Women of Troy open return to Tourney with win

MINNEAPOLIS (AP) -- First-year Southern California coach Mark Trakh greeted his players in the locker room by shouting, "Welcome to the big time!"

The Women of Troy are trying to re-establish themselves as a perennial women's basketball power, and this was a decent start.

Playing in its first NCAA Tournament in eight years, ninth-seeded USC showed off its balance, depth and quickness on Saturday in a 65-49 victory over eighth-seeded Louisville in the first round of the Kansas City Regional.

Chloe Kerr scored 14 points, Camille LeNoir contributed 13, Kim Gipson added 12 and Jamie Funn had 10 for USC (20-10), which reached 20 wins for the first time since 1997 -- the last time it won a tournament game.

"There's no superstars on the team," said forward Eshaya Murphy. "I think that's every team's worst nightmare. They have to do a scouting report on all of us. Any player can step up any time."

The Women of Troy move to the second round and to face top-seeded Michigan State on Monday.

"I've never felt like this before," Gipson said. "It's not just another game. It means so much more."

Louisville's first tournament appearance in four years ended quickly. Sophomore center Jazz Covington, who averaged nearly 18 points per game, had a frustrating afternoon and finished with 13 points after some late layups once the game was out of reach.

"We wanted her to be a passer and not an offensive threat," Trakh said. "Every time she got the ball, we wanted her to give it up and then make it hard for her to get it back."

USC consistently anticipated cross-court passes on defense and came up with 12 steals after switching to a zone early in the first half.

"They might have scored 80, 90 points if we played straight man," Trakh said.

Missy Taylor scored 11 points and Connie Neal made three 3-pointers for the Cardinals (22-9), who were outrebounded 45-32 and shot 35.8 percent (19-for-53) from the floor.

"I think the most frustrating thing was that we didn't play like a Louisville team wants to play or like the Louisville team that's played most of the season," coach Tom Collen said. "I'm disappointed we had the stage and we didn't take advantage of it and didn't do what we wanted to do."

After winning two national titles, in 1983 and 1984 with Cheryl Miller, and reaching the final eight in 1994 with Lisa Leslie, USC hasn't been the same. But Trakh, after arriving from Pepperdine, put up a sign in the gym that read, "Bring it back." With two freshmen and a sophomore in the starting lineup, the program looks like it's pointed in the right direction.

Eight different players led USC in scoring this season, and seven of them averaged 6.9 points or more per game. Rachel Woodward, one of USC's two seniors, sank back-to-back jumpers during an 8-0 run that put the Women of Troy in front, 24-20 with 2½ minutes left before halftime.

Then Southern Cal ran away with it in the second half. Kerr's turnaround in the lane made it 53-31 and capped an 18-0 spurt, a scoring drought that the Cardinals didn't end for 7½ minutes.

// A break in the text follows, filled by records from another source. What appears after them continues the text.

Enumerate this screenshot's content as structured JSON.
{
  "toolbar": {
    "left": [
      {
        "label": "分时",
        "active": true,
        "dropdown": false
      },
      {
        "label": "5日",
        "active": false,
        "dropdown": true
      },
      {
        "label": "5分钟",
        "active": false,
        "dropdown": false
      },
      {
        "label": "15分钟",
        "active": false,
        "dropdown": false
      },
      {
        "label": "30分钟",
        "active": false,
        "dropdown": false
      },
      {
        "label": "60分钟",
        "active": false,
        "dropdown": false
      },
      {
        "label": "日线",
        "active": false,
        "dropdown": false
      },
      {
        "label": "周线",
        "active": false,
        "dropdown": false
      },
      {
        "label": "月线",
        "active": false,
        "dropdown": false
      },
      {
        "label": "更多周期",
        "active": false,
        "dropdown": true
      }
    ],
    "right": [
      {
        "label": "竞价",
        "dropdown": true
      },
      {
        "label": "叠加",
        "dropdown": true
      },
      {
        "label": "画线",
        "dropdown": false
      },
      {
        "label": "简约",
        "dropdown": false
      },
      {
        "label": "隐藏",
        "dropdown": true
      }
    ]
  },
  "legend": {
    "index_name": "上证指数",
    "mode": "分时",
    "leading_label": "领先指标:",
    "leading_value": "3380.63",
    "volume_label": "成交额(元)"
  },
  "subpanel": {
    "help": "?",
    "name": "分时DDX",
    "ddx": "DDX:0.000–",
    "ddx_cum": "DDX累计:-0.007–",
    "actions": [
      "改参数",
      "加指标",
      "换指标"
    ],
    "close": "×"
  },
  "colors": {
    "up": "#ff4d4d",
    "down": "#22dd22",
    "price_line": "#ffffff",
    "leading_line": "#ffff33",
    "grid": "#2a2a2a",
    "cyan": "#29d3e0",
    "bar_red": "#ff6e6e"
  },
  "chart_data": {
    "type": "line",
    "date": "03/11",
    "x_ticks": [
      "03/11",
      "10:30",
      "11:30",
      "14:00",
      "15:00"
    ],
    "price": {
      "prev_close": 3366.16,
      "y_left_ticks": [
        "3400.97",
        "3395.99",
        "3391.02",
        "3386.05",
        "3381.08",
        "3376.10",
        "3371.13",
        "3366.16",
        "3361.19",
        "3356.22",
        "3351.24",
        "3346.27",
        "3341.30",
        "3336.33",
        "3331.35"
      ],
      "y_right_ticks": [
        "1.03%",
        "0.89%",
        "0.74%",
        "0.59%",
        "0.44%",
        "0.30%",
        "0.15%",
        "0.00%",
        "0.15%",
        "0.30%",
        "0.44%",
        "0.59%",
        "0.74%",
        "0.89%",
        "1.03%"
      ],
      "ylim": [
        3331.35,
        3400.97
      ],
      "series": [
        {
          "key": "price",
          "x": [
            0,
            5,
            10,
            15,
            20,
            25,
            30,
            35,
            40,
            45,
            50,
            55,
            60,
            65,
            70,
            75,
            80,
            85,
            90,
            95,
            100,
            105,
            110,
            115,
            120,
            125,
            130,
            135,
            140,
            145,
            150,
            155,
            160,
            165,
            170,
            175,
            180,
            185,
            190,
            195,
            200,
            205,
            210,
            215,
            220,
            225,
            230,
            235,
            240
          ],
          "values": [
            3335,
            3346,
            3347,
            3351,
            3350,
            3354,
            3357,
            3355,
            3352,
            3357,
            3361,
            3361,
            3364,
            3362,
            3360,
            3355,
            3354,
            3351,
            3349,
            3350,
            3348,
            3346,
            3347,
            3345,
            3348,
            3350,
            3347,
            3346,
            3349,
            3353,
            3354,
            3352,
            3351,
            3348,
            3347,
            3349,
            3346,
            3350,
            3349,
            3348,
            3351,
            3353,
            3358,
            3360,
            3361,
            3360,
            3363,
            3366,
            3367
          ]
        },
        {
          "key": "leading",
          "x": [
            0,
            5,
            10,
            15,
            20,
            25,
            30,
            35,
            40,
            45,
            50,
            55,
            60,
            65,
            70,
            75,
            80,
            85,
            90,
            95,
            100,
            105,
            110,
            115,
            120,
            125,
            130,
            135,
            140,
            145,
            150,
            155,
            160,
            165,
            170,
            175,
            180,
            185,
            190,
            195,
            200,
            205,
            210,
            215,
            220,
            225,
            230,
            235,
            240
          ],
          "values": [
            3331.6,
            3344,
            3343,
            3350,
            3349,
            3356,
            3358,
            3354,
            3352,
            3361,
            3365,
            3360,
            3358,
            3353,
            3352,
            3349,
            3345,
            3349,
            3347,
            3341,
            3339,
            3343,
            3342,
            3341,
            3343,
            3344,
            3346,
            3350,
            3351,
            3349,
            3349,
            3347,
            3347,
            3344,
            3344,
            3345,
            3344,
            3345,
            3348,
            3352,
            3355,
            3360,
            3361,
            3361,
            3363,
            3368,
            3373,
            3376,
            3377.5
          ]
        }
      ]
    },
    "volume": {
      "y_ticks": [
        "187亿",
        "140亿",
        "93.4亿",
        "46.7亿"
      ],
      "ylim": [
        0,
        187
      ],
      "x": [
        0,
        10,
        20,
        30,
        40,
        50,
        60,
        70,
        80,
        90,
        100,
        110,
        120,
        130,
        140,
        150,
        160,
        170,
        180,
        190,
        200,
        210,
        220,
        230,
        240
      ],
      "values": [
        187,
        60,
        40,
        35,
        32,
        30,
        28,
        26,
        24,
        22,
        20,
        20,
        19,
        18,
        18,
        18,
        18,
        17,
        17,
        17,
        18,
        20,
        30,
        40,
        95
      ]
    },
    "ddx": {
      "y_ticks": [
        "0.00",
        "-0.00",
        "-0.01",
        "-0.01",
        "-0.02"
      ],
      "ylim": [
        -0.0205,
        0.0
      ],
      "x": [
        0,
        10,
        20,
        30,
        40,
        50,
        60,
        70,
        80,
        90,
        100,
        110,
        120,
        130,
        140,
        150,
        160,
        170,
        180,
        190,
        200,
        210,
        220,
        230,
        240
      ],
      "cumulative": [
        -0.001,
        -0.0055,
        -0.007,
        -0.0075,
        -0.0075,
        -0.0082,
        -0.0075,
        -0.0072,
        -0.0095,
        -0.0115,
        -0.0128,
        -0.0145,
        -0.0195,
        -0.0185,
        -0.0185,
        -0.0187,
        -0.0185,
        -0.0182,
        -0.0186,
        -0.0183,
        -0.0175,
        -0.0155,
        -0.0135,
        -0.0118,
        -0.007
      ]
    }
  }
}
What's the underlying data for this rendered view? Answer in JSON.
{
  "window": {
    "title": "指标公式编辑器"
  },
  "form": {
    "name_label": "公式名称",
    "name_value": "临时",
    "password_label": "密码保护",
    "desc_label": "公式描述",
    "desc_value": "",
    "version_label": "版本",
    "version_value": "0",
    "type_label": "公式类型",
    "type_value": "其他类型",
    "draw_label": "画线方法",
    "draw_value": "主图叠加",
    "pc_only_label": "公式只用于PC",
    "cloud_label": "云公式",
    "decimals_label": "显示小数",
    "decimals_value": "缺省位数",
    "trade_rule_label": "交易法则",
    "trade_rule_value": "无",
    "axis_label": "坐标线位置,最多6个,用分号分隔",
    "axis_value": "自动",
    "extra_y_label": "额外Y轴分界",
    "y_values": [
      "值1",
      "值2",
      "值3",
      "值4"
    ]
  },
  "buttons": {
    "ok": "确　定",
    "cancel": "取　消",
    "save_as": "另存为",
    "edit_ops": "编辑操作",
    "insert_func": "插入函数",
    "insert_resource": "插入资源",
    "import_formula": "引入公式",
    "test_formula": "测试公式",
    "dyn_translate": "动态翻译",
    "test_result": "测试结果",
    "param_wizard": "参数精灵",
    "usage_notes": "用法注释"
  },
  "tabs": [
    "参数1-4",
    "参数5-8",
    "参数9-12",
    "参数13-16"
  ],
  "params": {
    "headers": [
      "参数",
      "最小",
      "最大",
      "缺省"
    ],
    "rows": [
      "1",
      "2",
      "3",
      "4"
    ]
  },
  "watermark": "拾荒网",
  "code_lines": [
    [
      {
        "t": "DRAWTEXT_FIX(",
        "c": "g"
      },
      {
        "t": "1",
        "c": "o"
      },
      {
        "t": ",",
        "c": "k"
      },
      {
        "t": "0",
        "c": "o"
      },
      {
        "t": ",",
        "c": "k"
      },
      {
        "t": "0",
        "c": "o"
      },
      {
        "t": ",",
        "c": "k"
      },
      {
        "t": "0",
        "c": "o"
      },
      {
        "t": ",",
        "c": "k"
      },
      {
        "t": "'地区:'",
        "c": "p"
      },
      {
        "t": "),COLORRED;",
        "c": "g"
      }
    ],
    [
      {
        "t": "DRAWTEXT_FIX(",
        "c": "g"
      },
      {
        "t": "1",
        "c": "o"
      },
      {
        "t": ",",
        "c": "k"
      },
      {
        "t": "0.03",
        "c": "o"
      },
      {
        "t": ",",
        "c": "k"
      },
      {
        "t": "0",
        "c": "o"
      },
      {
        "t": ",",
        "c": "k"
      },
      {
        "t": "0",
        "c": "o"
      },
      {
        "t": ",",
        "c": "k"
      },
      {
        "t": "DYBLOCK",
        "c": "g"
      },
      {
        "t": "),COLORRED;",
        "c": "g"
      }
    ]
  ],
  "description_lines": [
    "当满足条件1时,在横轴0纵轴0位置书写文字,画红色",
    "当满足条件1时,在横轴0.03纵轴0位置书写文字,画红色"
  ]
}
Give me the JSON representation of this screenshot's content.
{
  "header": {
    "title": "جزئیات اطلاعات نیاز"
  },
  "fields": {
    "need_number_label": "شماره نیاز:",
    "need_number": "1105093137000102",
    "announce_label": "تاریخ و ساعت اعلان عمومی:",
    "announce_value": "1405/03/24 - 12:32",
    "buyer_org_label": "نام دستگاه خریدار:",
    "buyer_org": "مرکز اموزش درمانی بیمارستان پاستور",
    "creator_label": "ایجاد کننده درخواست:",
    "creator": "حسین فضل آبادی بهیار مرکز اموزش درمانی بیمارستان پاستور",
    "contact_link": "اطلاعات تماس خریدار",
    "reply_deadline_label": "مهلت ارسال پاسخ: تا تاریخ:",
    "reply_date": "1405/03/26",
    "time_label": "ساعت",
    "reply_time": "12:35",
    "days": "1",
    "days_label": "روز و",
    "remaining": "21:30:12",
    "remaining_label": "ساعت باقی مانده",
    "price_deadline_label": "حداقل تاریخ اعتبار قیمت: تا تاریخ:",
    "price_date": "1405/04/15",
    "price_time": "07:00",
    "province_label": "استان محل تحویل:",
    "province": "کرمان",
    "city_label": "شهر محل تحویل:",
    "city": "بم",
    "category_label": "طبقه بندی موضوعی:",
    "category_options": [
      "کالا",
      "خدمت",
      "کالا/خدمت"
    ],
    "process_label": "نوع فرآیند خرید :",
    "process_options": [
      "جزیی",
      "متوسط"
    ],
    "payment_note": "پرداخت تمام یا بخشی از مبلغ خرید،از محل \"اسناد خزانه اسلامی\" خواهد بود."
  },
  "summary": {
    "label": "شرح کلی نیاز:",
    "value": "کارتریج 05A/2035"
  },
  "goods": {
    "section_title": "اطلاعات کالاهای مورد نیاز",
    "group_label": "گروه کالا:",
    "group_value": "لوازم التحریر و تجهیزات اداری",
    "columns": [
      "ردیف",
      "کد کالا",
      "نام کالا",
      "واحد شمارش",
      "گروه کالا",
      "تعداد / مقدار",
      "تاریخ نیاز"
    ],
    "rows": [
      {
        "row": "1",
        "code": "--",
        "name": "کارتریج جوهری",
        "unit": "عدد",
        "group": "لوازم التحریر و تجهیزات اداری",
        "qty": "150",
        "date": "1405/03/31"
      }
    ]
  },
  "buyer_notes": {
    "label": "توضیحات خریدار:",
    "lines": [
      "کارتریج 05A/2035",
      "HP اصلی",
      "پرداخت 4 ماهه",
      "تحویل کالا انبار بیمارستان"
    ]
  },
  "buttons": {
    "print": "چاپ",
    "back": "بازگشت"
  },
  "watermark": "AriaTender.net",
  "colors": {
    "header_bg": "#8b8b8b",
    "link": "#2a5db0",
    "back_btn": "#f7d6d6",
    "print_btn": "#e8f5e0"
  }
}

"They started hitting every shot, and we couldn't get a defensive stop," guard Katie Olson said. "Once they got that 20-point lead, we couldn't do anything about it."

Had the Women of Troy shot from long range like they normally do, it would've been much more of a rout. USC, whose 186 3-pointers (more than six per game) this season is a school record, went just 3-for-18 from beyond the arc. Freshman Brynn Cameron, who broke USC's individual season record for 3-pointers, went 0-for-3 -- the first time she failed to make a 3-pointer in a Women of Troy victory.